SUPPLIED ENTRIES ::
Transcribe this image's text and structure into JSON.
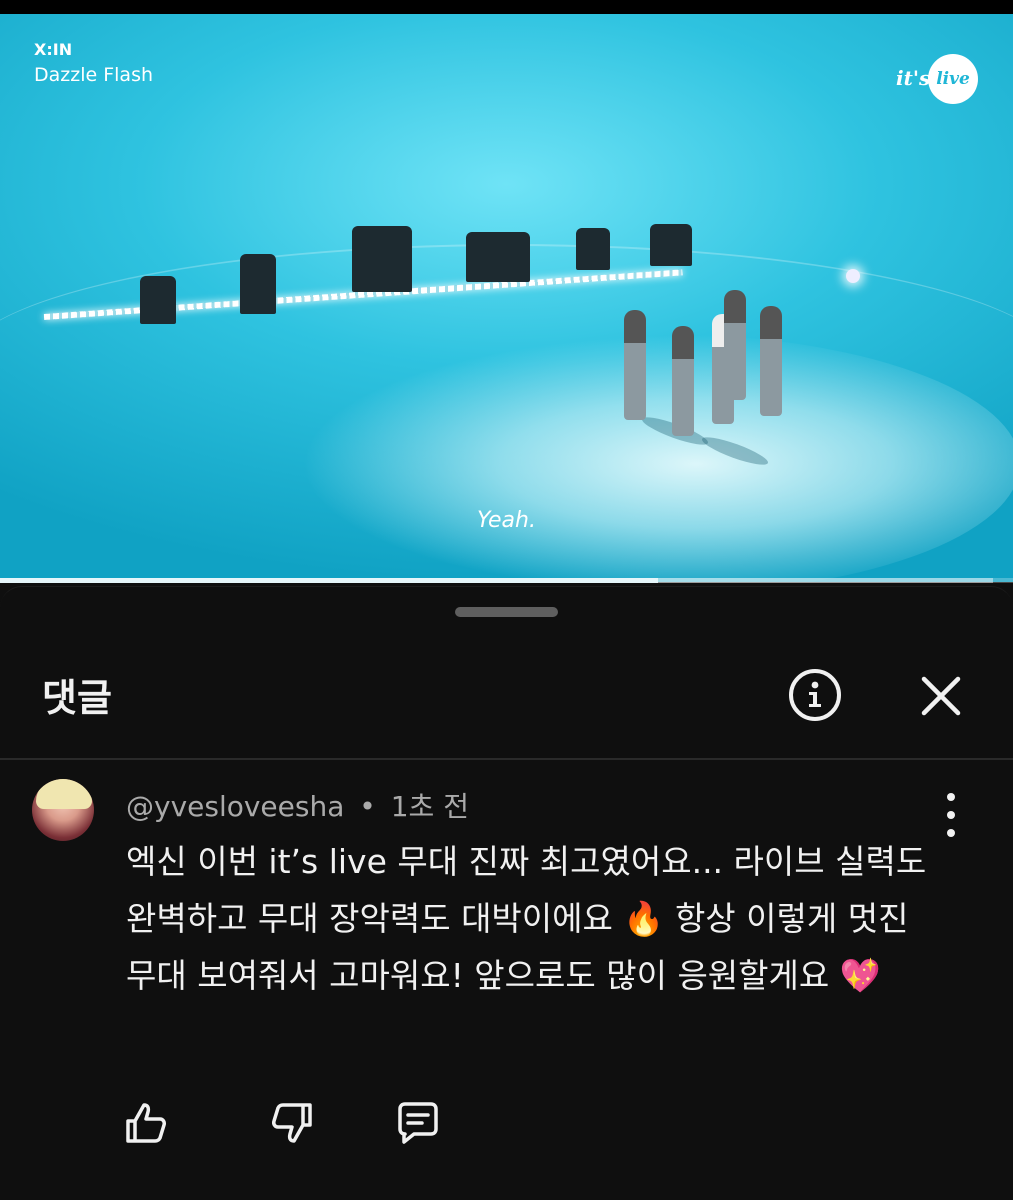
{
  "video": {
    "artist": "X:IN",
    "song": "Dazzle Flash",
    "logo_prefix": "it's",
    "logo_word": "live",
    "subtitle": "Yeah.",
    "progress": 0.65,
    "buffered": 0.98
  },
  "comments_panel": {
    "title": "댓글",
    "icons": {
      "info": "info-icon",
      "close": "close-icon"
    }
  },
  "comment": {
    "author": "@yvesloveesha",
    "separator": "•",
    "time": "1초 전",
    "text": "엑신 이번 it’s live 무대 진짜 최고였어요... 라이브 실력도 완벽하고 무대 장악력도 대박이에요 🔥 항상 이렇게 멋진 무대 보여줘서 고마워요! 앞으로도 많이 응원할게요 💖",
    "icons": {
      "more": "more-vertical-icon",
      "like": "thumbs-up-icon",
      "dislike": "thumbs-down-icon",
      "reply": "reply-icon"
    }
  }
}
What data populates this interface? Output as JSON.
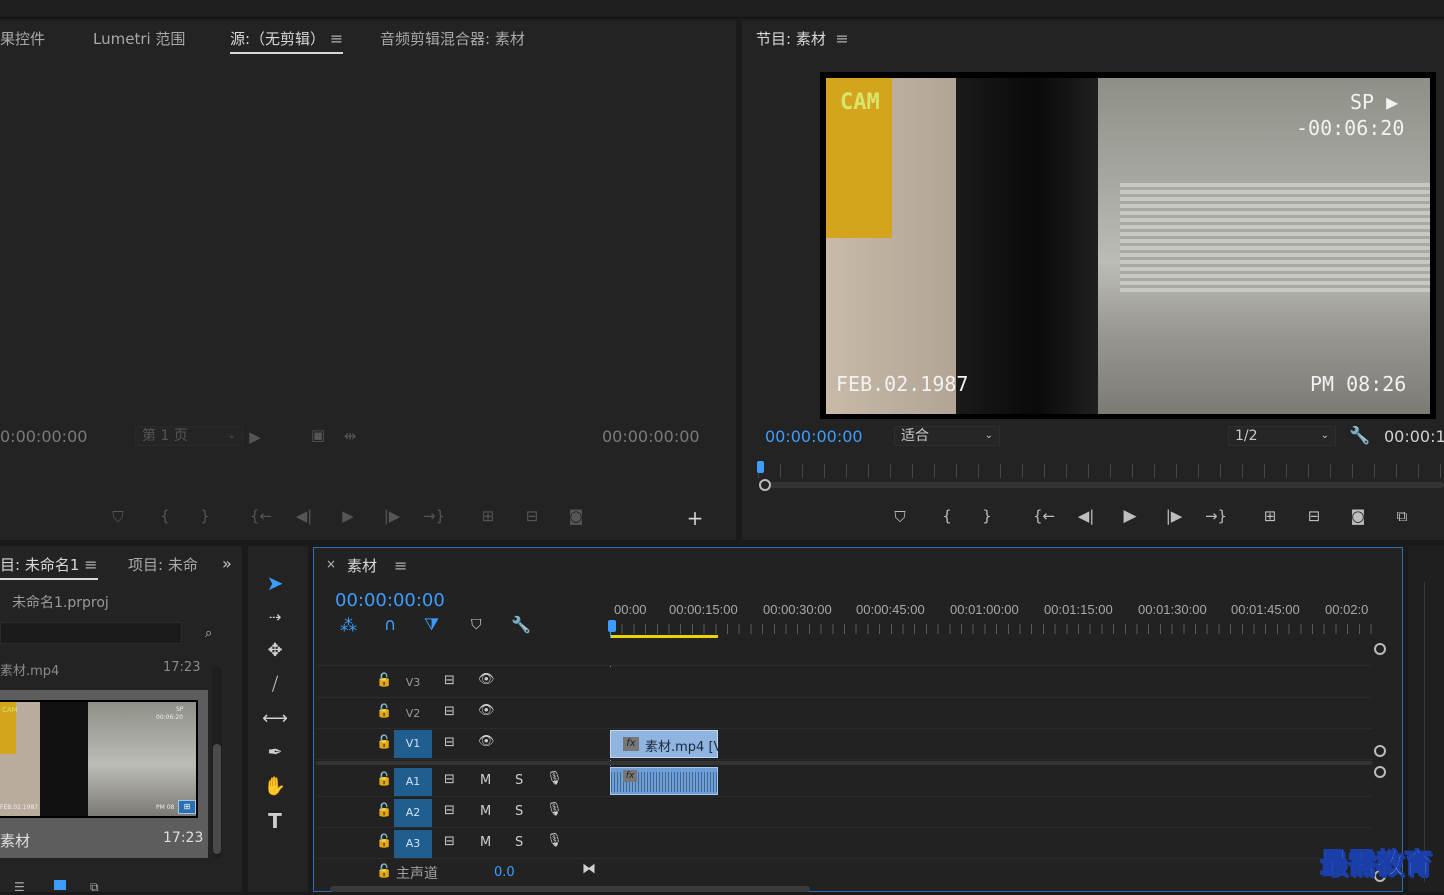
{
  "source_panel": {
    "tabs": [
      "果控件",
      "Lumetri 范围",
      "源:（无剪辑）",
      "音频剪辑混合器: 素材"
    ],
    "timecode_left": "0:00:00:00",
    "page_dropdown": "第 1 页",
    "timecode_right": "00:00:00:00"
  },
  "program_panel": {
    "title": "节目: 素材",
    "timecode": "00:00:00:00",
    "fit_dropdown": "适合",
    "resolution_dropdown": "1/2",
    "timecode_right": "00:00:1",
    "overlay": {
      "cam": "CAM",
      "sp": "SP",
      "counter": "-00:06:20",
      "date": "FEB.02.1987",
      "time": "PM 08:26"
    }
  },
  "project_panel": {
    "tabs": [
      "目: 未命名1",
      "项目: 未命"
    ],
    "project_file": "未命名1.prproj",
    "clip_top_name": "素材.mp4",
    "clip_top_duration": "17:23",
    "clip_name": "素材",
    "clip_duration": "17:23",
    "thumb_overlay": {
      "cam": "CAM",
      "sp": "SP",
      "counter": "00:06:20",
      "date": "FEB.02.1987",
      "time": "PM 08"
    }
  },
  "timeline": {
    "title": "素材",
    "timecode": "00:00:00:00",
    "ruler": [
      "00:00",
      "00:00:15:00",
      "00:00:30:00",
      "00:00:45:00",
      "00:01:00:00",
      "00:01:15:00",
      "00:01:30:00",
      "00:01:45:00",
      "00:02:0"
    ],
    "video_tracks": [
      "V3",
      "V2",
      "V1"
    ],
    "audio_tracks": [
      "A1",
      "A2",
      "A3"
    ],
    "mute_label": "M",
    "solo_label": "S",
    "master_label": "主声道",
    "master_value": "0.0",
    "video_clip_label": "素材.mp4 [V",
    "fx_label": "fx"
  },
  "watermark": "最需教育",
  "colors": {
    "accent": "#3d9dff",
    "clip_video": "#8fb4e0",
    "clip_audio": "#6d9fd6",
    "work_area": "#e6d700"
  }
}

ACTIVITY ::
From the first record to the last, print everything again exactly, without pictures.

THE ANSWER ::
Transcribe this image's text and structure into JSON.
{
  "video": {
    "artist": "X:IN",
    "song": "Dazzle Flash",
    "logo_prefix": "it's",
    "logo_word": "live",
    "subtitle": "Yeah.",
    "progress": 0.65,
    "buffered": 0.98
  },
  "comments_panel": {
    "title": "댓글",
    "icons": {
      "info": "info-icon",
      "close": "close-icon"
    }
  },
  "comment": {
    "author": "@yvesloveesha",
    "separator": "•",
    "time": "1초 전",
    "text": "엑신 이번 it’s live 무대 진짜 최고였어요... 라이브 실력도 완벽하고 무대 장악력도 대박이에요 🔥 항상 이렇게 멋진 무대 보여줘서 고마워요! 앞으로도 많이 응원할게요 💖",
    "icons": {
      "more": "more-vertical-icon",
      "like": "thumbs-up-icon",
      "dislike": "thumbs-down-icon",
      "reply": "reply-icon"
    }
  }
}
What data populates this interface? Output as JSON.
{
  "source_panel": {
    "tabs": [
      "果控件",
      "Lumetri 范围",
      "源:（无剪辑）",
      "音频剪辑混合器: 素材"
    ],
    "timecode_left": "0:00:00:00",
    "page_dropdown": "第 1 页",
    "timecode_right": "00:00:00:00"
  },
  "program_panel": {
    "title": "节目: 素材",
    "timecode": "00:00:00:00",
    "fit_dropdown": "适合",
    "resolution_dropdown": "1/2",
    "timecode_right": "00:00:1",
    "overlay": {
      "cam": "CAM",
      "sp": "SP",
      "counter": "-00:06:20",
      "date": "FEB.02.1987",
      "time": "PM 08:26"
    }
  },
  "project_panel": {
    "tabs": [
      "目: 未命名1",
      "项目: 未命"
    ],
    "project_file": "未命名1.prproj",
    "clip_top_name": "素材.mp4",
    "clip_top_duration": "17:23",
    "clip_name": "素材",
    "clip_duration": "17:23",
    "thumb_overlay": {
      "cam": "CAM",
      "sp": "SP",
      "counter": "00:06:20",
      "date": "FEB.02.1987",
      "time": "PM 08"
    }
  },
  "timeline": {
    "title": "素材",
    "timecode": "00:00:00:00",
    "ruler": [
      "00:00",
      "00:00:15:00",
      "00:00:30:00",
      "00:00:45:00",
      "00:01:00:00",
      "00:01:15:00",
      "00:01:30:00",
      "00:01:45:00",
      "00:02:0"
    ],
    "video_tracks": [
      "V3",
      "V2",
      "V1"
    ],
    "audio_tracks": [
      "A1",
      "A2",
      "A3"
    ],
    "mute_label": "M",
    "solo_label": "S",
    "master_label": "主声道",
    "master_value": "0.0",
    "video_clip_label": "素材.mp4 [V",
    "fx_label": "fx"
  },
  "watermark": "最需教育",
  "colors": {
    "accent": "#3d9dff",
    "clip_video": "#8fb4e0",
    "clip_audio": "#6d9fd6",
    "work_area": "#e6d700"
  }
}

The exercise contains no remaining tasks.